It seems that this is a long way from being done (if done at all). Is that correct?

How about mapping /random-home-root/my-home into /home/my-home, not that it would be straightforward as $HOME when confined would need to be adapted and many other things I am not seeing right now.

Right, but where is your home? What are the limitations on that? If the home is in /stuff/nas/homes that’s sort of okay right? Because it doesn’t clash with what is inside a snap root filesystem. What about /var/lib/homes, or /usr/lib/homes. The thing is, the location is arbitrary. We cannot make the situation better by bridging a few random locations some people use. We bridge the default location, /home since all custom setups can be reduced to "whatever it is coming from, it is mounted in /home/$LOGNAME.

The technical limitation stands but apart from it, we should clearly define what are the expected locations. This has serious impact on the sandbox technology, both apparmor and SELinux, on testing and support.

I think we will only realistically support this if there’s a clean way to recognise that a given user uses a non-default home directory and that can be supported both technically (for runtime and sandbox parts) and for user experience (so that we don’t have different $HOME for snap apps and for classic apps).

Well, I think that “getent passwd {user}” can give you that (you can use OS calls, I’m just giving an example). That would solve the “where is your home” problem. As for the technical problems in using that info, I can’t say much.

Really, I’m assessing application containers techs since we’ll probably have to use this here; I’m trying to understand if this is a road-block kind of problem or a solvable one.

Getting the location of the home directory is not the problem. The problem is supporting the arbitrary response in a way that doesn’t break applications or the user experience.

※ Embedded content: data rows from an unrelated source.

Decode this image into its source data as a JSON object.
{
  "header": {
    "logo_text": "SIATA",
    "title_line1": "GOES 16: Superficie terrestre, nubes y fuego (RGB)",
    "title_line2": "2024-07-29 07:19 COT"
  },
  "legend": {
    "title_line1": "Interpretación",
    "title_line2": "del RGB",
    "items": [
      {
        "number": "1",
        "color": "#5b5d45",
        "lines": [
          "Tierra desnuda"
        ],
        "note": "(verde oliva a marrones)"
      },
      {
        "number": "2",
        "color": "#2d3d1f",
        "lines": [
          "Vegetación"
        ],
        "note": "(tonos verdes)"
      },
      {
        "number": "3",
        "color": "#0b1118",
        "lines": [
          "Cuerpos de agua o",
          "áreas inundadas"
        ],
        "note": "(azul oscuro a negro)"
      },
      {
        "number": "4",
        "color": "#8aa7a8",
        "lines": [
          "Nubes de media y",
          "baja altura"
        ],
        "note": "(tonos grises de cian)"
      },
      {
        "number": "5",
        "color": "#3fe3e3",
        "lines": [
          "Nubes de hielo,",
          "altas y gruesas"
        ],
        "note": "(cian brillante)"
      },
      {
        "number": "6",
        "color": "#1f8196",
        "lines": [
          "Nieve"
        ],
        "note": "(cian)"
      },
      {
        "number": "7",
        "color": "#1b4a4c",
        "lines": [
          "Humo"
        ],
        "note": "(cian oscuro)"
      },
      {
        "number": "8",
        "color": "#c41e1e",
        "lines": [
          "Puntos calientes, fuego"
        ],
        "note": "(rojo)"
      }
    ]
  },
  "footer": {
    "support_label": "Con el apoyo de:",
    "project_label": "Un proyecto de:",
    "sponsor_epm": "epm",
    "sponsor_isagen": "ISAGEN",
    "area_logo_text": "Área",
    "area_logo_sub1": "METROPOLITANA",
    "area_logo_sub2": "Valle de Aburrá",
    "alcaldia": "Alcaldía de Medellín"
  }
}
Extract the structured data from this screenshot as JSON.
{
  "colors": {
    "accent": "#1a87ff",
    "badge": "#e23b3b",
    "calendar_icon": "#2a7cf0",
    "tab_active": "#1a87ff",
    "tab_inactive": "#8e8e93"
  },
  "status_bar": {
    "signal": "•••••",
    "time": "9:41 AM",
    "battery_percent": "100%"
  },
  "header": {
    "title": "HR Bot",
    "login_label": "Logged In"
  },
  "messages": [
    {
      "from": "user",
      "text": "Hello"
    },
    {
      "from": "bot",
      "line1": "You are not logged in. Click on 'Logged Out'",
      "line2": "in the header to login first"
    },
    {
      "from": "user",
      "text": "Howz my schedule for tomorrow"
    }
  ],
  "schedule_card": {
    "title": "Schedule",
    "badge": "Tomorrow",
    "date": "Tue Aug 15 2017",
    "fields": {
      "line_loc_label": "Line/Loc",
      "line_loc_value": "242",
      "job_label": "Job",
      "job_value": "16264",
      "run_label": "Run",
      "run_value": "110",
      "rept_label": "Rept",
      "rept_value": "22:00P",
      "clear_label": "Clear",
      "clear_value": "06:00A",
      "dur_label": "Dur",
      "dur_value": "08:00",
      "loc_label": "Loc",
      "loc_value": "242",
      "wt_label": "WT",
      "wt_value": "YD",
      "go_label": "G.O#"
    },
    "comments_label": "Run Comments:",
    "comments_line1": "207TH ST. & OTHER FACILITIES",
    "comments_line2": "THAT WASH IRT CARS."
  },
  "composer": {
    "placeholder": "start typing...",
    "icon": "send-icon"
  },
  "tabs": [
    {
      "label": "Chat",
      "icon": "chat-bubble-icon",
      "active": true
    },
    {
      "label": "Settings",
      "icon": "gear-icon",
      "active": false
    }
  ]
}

I think there are some ideas to explore or go forward with but they are not perfect or seamless.